For example, with an unreliable test, an individual may score high at one event and very low on the other. even if both events are mutually close in time. This uniformity is developed with the help of re-examination of candidates with the same test on two or more events, or by any other method to evaluate the uniformity of the test score.
7) Utility: It refers to the financial gains obtained by using a specific selection method. The main objective is to assess the increase in revenue as a function of the selection method after deducting the cost expenditure incurred during the application of a certain method. A standard level of utility needs low selection ratios. Thus, it is related to the capability of an organisation to attract a large number of talented and qualified applicants for every vacant position.
Advantages of Tests
The advantages of various selection tests are as follows:
1) Reliable Tool: Selection tests are considered trustworthy and unbiased tools to evaluate and select the best candidate for a vacant position. Selection tests are always free from personal biasness and discrimination in comparison to other techniques used for selection purposes, such as interviews.
2) Ideal for Large Groups: The selection test has an advantage over other tests as it can be conducted for a large number of applicants at the same time. A selection test is the only technique to save the time and cost of the organisation at the time of choosing candidates from a large pool.
3) Predictor of Intangible Talents: Selection tests are a useful tool to identify the hidden talent and skills of individuals.
4) Goal-Specific and Target-Oriented: To evaluate a particular characteristic of the individual, various selection tests are used by the organisations. For example, achievement tests can be used to discover the existing performance of the applicants, on the other hand, aptitude tests are considered for evaluating the prospective performance.

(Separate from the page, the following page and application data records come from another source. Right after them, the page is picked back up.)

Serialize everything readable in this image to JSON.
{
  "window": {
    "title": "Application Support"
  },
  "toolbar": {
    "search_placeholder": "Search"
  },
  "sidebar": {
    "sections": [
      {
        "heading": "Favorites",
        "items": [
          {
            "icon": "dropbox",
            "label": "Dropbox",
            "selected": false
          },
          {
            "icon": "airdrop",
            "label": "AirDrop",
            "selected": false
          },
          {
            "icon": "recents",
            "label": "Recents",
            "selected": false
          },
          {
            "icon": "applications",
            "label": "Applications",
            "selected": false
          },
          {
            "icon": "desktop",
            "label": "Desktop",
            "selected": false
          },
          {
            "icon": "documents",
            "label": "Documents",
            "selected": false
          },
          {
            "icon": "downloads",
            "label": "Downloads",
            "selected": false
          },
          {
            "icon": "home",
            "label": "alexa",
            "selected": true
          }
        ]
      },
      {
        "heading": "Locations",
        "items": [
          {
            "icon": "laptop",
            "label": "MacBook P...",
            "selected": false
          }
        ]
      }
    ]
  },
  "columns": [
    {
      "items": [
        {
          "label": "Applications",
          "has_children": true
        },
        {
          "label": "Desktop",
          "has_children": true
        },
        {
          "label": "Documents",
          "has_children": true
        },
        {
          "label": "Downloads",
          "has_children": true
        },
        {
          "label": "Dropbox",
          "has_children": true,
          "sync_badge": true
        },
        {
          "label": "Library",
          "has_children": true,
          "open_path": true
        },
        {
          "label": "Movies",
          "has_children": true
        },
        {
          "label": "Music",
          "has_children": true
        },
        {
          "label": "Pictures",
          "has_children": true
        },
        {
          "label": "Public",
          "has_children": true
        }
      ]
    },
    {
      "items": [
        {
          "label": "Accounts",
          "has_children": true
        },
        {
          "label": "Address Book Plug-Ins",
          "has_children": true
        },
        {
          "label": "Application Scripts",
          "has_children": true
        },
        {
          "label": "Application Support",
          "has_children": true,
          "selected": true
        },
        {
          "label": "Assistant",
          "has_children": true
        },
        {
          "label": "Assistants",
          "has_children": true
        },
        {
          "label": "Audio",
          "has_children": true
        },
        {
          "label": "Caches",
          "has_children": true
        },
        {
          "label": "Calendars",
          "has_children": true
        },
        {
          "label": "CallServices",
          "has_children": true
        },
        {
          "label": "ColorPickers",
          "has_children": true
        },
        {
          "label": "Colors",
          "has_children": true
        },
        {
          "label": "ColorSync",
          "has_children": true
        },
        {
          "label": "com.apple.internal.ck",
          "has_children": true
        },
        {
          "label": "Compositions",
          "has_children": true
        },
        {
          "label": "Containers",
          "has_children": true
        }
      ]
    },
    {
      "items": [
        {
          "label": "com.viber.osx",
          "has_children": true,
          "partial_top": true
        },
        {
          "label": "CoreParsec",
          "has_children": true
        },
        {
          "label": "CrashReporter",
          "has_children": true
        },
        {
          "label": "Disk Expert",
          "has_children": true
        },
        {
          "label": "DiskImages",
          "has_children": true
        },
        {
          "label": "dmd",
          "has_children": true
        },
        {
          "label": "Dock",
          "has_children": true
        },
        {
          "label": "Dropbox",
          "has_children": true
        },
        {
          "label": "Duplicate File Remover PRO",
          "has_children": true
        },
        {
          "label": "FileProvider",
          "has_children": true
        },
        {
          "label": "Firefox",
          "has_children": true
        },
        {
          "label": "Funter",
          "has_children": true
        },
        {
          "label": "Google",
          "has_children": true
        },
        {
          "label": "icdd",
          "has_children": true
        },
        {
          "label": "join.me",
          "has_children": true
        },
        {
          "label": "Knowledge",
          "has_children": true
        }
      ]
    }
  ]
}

5) Record for Future: Selection tests act as a record-keeping tool for the organisation, which can be kept for future references and investigations. Analysing the outcomes of selection tests may result in the formation of some guidelines for additional improvement in the content and administration of the test. It becomes easier to draw out the effectiveness of a test by finding the gap between the actual and the test performance of the candidates.
Disadvantages of Tests
Though selection tests have several advantages, they suffer from a few disadvantages also, which are as follows:
1) Inappropriate for Smaller Groups: Selection tests are not very effective from the aspect of cost to choose the best candidate if the applicant pool is small. It needs plenty of time and money to prepare a selection test and check whether it is valid and reliable or not.
2) Cannot always Predict Work Performance: Selection tests are not always capable of making a cent per cent forecast about the on-the-job success of an individual. Partly, they can disclose the scorers above the cut-off point who will be more successful, rather than those who scored below the cut-off point.
3) Can be Used only as a Supplement: Tests can only be used as a supplement rather than an alternative for other methods of selection such as application forms and interviews.
4) Lack of Flexibility: Selection tests are pre-planned tests and they cannot be modified frequently to complement the changing situation. In addition, since it is an impersonal technique, it may fail to notice the significant individual differences which are essential for job performance.
5) Criticised for Discrimination: At many times, tests and their users are criticised for discrimination against the underprivileged classes. Tests are also considered a threat to privacy. Sometimes, such disapprovals restrict organisations from looking towards the positive aspects of testing.